**WHAT THE TASK REQUIRES:**
Every line below that includes the word "AutoTransfer" needs to be copied.

DATA section start

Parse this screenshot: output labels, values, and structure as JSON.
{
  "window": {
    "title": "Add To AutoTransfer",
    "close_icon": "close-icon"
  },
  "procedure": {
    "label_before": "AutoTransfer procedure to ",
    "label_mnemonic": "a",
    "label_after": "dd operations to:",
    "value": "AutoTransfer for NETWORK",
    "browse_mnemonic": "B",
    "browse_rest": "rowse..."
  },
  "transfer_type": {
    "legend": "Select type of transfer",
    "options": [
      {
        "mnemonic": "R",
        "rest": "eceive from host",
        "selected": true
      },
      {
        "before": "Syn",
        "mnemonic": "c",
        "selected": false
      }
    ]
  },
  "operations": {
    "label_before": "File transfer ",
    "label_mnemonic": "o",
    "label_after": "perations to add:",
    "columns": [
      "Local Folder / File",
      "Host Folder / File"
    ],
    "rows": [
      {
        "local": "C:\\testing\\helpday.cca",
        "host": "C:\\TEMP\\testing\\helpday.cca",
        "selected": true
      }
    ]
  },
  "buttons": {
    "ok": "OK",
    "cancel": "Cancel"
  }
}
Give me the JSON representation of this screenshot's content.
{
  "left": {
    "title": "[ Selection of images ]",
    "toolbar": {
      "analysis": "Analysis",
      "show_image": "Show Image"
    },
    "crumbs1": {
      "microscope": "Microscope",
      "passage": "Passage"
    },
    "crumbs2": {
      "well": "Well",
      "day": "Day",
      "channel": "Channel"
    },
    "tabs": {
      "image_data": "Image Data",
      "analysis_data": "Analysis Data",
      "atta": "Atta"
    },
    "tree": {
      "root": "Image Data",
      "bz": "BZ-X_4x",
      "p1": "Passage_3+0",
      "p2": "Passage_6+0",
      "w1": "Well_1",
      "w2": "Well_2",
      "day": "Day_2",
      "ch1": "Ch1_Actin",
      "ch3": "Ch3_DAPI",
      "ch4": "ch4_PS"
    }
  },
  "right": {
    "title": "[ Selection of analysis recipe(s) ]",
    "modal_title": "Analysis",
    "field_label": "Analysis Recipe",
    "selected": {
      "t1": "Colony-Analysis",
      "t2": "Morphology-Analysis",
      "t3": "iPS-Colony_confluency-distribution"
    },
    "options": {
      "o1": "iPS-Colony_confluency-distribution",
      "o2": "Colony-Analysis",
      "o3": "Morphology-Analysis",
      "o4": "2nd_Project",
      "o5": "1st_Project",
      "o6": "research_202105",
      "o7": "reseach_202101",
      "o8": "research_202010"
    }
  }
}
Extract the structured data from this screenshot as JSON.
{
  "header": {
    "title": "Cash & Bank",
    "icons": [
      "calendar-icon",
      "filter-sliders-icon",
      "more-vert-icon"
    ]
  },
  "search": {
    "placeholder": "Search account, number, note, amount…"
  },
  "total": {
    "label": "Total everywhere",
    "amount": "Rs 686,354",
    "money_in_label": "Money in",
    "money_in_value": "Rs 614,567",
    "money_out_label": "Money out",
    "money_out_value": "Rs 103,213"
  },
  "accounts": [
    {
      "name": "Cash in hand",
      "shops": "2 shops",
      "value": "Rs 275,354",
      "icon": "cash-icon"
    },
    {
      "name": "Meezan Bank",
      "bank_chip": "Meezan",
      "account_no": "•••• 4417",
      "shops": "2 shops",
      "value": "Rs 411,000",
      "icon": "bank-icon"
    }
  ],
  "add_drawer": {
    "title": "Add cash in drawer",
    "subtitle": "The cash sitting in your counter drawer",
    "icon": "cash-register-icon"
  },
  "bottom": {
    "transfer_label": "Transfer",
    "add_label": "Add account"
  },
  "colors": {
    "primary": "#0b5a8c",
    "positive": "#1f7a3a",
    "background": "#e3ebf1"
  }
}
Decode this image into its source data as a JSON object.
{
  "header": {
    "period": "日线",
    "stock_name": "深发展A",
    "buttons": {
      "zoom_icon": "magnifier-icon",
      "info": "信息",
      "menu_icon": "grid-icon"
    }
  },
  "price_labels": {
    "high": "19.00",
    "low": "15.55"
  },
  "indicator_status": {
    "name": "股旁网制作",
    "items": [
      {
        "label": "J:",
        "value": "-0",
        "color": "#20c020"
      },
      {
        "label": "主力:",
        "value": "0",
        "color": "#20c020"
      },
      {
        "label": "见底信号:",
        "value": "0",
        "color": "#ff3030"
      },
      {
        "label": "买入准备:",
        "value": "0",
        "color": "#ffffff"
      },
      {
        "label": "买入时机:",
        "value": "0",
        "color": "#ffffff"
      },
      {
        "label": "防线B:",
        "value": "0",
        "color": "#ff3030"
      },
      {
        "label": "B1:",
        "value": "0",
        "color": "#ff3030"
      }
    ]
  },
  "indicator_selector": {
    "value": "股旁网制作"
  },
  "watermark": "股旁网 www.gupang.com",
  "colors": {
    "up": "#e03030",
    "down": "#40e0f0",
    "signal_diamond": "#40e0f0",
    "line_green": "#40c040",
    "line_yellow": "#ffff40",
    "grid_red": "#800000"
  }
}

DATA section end

**RESPONSE FOR THIS EXERCISE:**
    "title": "Add To AutoTransfer",
    "label_before": "AutoTransfer procedure to ",
    "value": "AutoTransfer for NETWORK",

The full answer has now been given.